PROVIDED DATA:
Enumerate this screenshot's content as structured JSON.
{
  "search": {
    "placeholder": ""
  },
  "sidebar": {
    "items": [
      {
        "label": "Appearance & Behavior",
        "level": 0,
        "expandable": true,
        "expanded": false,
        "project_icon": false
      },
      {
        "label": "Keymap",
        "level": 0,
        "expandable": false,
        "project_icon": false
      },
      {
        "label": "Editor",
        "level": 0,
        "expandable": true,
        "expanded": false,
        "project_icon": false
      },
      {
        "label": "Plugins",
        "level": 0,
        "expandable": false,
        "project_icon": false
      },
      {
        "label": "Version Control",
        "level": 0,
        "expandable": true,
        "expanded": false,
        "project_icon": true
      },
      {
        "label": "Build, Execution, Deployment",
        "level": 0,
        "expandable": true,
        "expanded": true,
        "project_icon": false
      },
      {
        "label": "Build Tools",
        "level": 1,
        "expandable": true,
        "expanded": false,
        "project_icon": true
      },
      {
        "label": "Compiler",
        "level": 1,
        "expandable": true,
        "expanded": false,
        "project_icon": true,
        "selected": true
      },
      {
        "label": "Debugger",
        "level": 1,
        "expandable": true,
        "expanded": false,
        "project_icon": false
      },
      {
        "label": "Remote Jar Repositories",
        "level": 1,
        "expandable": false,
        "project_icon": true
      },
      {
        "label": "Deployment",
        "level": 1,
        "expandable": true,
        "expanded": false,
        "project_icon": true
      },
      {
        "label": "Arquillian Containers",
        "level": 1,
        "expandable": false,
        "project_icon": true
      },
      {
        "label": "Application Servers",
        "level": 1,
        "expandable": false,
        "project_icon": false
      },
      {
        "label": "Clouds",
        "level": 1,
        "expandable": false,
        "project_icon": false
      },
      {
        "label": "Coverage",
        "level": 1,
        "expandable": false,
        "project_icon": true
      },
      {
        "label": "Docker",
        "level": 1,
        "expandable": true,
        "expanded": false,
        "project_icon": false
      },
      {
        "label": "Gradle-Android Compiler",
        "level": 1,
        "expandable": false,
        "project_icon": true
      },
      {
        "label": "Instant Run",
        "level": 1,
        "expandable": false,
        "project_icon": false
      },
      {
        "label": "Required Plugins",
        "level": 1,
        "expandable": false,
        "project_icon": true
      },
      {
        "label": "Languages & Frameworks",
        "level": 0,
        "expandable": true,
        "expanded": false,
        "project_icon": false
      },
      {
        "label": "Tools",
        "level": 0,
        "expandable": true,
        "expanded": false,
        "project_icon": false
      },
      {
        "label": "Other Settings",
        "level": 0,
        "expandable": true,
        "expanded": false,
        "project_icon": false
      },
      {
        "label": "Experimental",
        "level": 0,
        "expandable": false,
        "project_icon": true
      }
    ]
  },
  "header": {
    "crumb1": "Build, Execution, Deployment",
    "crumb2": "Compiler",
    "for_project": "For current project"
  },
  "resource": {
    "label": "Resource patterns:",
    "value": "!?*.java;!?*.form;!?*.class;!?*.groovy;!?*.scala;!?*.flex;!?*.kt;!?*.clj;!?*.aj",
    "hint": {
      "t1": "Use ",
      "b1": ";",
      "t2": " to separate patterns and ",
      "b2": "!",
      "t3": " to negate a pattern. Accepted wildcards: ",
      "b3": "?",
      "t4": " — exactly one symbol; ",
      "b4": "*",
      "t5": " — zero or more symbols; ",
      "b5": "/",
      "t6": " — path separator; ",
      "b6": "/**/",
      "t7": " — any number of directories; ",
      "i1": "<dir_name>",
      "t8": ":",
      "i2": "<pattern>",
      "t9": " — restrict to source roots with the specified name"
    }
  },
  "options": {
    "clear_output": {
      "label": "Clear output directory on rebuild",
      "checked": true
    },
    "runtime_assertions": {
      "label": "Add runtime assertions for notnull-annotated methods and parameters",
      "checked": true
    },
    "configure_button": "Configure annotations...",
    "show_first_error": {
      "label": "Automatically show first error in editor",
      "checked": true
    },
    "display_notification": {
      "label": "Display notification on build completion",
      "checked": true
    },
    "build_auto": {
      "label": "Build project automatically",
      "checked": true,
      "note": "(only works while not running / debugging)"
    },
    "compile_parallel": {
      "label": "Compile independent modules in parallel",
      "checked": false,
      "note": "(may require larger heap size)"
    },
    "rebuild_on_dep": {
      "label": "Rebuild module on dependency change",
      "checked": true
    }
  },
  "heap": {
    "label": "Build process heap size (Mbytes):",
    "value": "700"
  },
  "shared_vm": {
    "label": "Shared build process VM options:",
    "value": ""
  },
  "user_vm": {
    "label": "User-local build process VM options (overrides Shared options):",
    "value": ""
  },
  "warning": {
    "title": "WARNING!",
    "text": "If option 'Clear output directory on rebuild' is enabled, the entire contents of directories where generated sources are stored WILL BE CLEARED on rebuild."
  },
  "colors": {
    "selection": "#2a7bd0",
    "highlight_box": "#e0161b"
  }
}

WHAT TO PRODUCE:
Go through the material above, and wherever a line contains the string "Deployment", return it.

RESULT OF THIS EXERCISE:
        "label": "Build, Execution, Deployment",
        "label": "Deployment",
    "crumb1": "Build, Execution, Deployment",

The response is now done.